## DESCRIPTION OF THE TASK
Reproduce the entries below, please. Keep every character the same.

Dataset rows for apps and sites
○ ○ ○
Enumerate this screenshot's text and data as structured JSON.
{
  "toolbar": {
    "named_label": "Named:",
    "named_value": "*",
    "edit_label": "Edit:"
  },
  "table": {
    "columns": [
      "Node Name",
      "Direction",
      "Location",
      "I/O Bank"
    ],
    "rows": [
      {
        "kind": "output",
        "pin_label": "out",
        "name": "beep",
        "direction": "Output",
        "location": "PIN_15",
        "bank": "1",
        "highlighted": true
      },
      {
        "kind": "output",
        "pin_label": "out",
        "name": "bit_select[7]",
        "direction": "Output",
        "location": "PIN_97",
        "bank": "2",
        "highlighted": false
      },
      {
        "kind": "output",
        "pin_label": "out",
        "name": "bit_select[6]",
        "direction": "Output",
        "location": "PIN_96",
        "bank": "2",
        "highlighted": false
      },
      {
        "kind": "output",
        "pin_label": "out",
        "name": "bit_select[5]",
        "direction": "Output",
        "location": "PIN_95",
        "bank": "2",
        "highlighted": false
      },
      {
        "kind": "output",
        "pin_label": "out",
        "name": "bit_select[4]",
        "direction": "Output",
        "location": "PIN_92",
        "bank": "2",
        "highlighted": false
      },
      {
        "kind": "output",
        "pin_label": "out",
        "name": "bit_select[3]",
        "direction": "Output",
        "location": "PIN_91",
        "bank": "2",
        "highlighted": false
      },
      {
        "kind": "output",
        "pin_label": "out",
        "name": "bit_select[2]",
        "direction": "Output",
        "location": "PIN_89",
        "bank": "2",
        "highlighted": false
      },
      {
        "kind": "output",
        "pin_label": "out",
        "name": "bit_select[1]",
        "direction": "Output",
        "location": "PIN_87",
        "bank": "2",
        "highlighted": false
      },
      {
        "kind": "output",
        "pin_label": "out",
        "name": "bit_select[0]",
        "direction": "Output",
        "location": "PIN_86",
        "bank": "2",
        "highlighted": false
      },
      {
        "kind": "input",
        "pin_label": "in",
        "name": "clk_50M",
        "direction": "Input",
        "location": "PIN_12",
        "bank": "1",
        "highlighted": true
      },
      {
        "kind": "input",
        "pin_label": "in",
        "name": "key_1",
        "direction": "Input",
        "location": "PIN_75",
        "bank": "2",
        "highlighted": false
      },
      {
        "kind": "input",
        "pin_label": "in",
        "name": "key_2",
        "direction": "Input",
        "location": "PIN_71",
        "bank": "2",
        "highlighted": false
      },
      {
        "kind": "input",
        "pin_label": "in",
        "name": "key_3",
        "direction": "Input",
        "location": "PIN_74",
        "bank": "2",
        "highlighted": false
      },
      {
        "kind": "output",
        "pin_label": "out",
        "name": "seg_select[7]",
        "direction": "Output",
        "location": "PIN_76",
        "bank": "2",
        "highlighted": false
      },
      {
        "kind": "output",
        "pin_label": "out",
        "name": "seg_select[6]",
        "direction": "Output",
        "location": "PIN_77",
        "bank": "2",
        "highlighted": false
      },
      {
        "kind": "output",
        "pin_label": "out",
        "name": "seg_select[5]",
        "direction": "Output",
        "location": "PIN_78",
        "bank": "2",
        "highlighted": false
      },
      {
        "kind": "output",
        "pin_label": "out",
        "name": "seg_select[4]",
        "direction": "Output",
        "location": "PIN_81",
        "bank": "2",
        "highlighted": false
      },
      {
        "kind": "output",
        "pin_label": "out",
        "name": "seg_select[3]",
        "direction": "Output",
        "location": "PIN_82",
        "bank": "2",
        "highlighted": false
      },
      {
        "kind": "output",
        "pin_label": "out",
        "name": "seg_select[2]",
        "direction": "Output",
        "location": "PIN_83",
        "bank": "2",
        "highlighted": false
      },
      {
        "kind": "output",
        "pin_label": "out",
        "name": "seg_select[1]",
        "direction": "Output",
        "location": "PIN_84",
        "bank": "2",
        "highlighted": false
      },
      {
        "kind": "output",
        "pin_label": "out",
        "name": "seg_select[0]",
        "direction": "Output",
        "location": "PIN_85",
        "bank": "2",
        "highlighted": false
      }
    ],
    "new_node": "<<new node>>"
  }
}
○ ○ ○
## RESPONSE TO THE TASK
Enumerate this screenshot's text and data as structured JSON.
{
  "toolbar": {
    "named_label": "Named:",
    "named_value": "*",
    "edit_label": "Edit:"
  },
  "table": {
    "columns": [
      "Node Name",
      "Direction",
      "Location",
      "I/O Bank"
    ],
    "rows": [
      {
        "kind": "output",
        "pin_label": "out",
        "name": "beep",
        "direction": "Output",
        "location": "PIN_15",
        "bank": "1",
        "highlighted": true
      },
      {
        "kind": "output",
        "pin_label": "out",
        "name": "bit_select[7]",
        "direction": "Output",
        "location": "PIN_97",
        "bank": "2",
        "highlighted": false
      },
      {
        "kind": "output",
        "pin_label": "out",
        "name": "bit_select[6]",
        "direction": "Output",
        "location": "PIN_96",
        "bank": "2",
        "highlighted": false
      },
      {
        "kind": "output",
        "pin_label": "out",
        "name": "bit_select[5]",
        "direction": "Output",
        "location": "PIN_95",
        "bank": "2",
        "highlighted": false
      },
      {
        "kind": "output",
        "pin_label": "out",
        "name": "bit_select[4]",
        "direction": "Output",
        "location": "PIN_92",
        "bank": "2",
        "highlighted": false
      },
      {
        "kind": "output",
        "pin_label": "out",
        "name": "bit_select[3]",
        "direction": "Output",
        "location": "PIN_91",
        "bank": "2",
        "highlighted": false
      },
      {
        "kind": "output",
        "pin_label": "out",
        "name": "bit_select[2]",
        "direction": "Output",
        "location": "PIN_89",
        "bank": "2",
        "highlighted": false
      },
      {
        "kind": "output",
        "pin_label": "out",
        "name": "bit_select[1]",
        "direction": "Output",
        "location": "PIN_87",
        "bank": "2",
        "highlighted": false
      },
      {
        "kind": "output",
        "pin_label": "out",
        "name": "bit_select[0]",
        "direction": "Output",
        "location": "PIN_86",
        "bank": "2",
        "highlighted": false
      },
      {
        "kind": "input",
        "pin_label": "in",
        "name": "clk_50M",
        "direction": "Input",
        "location": "PIN_12",
        "bank": "1",
        "highlighted": true
      },
      {
        "kind": "input",
        "pin_label": "in",
        "name": "key_1",
        "direction": "Input",
        "location": "PIN_75",
        "bank": "2",
        "highlighted": false
      },
      {
        "kind": "input",
        "pin_label": "in",
        "name": "key_2",
        "direction": "Input",
        "location": "PIN_71",
        "bank": "2",
        "highlighted": false
      },
      {
        "kind": "input",
        "pin_label": "in",
        "name": "key_3",
        "direction": "Input",
        "location": "PIN_74",
        "bank": "2",
        "highlighted": false
      },
      {
        "kind": "output",
        "pin_label": "out",
        "name": "seg_select[7]",
        "direction": "Output",
        "location": "PIN_76",
        "bank": "2",
        "highlighted": false
      },
      {
        "kind": "output",
        "pin_label": "out",
        "name": "seg_select[6]",
        "direction": "Output",
        "location": "PIN_77",
        "bank": "2",
        "highlighted": false
      },
      {
        "kind": "output",
        "pin_label": "out",
        "name": "seg_select[5]",
        "direction": "Output",
        "location": "PIN_78",
        "bank": "2",
        "highlighted": false
      },
      {
        "kind": "output",
        "pin_label": "out",
        "name": "seg_select[4]",
        "direction": "Output",
        "location": "PIN_81",
        "bank": "2",
        "highlighted": false
      },
      {
        "kind": "output",
        "pin_label": "out",
        "name": "seg_select[3]",
        "direction": "Output",
        "location": "PIN_82",
        "bank": "2",
        "highlighted": false
      },
      {
        "kind": "output",
        "pin_label": "out",
        "name": "seg_select[2]",
        "direction": "Output",
        "location": "PIN_83",
        "bank": "2",
        "highlighted": false
      },
      {
        "kind": "output",
        "pin_label": "out",
        "name": "seg_select[1]",
        "direction": "Output",
        "location": "PIN_84",
        "bank": "2",
        "highlighted": false
      },
      {
        "kind": "output",
        "pin_label": "out",
        "name": "seg_select[0]",
        "direction": "Output",
        "location": "PIN_85",
        "bank": "2",
        "highlighted": false
      }
    ],
    "new_node": "<<new node>>"
  }
}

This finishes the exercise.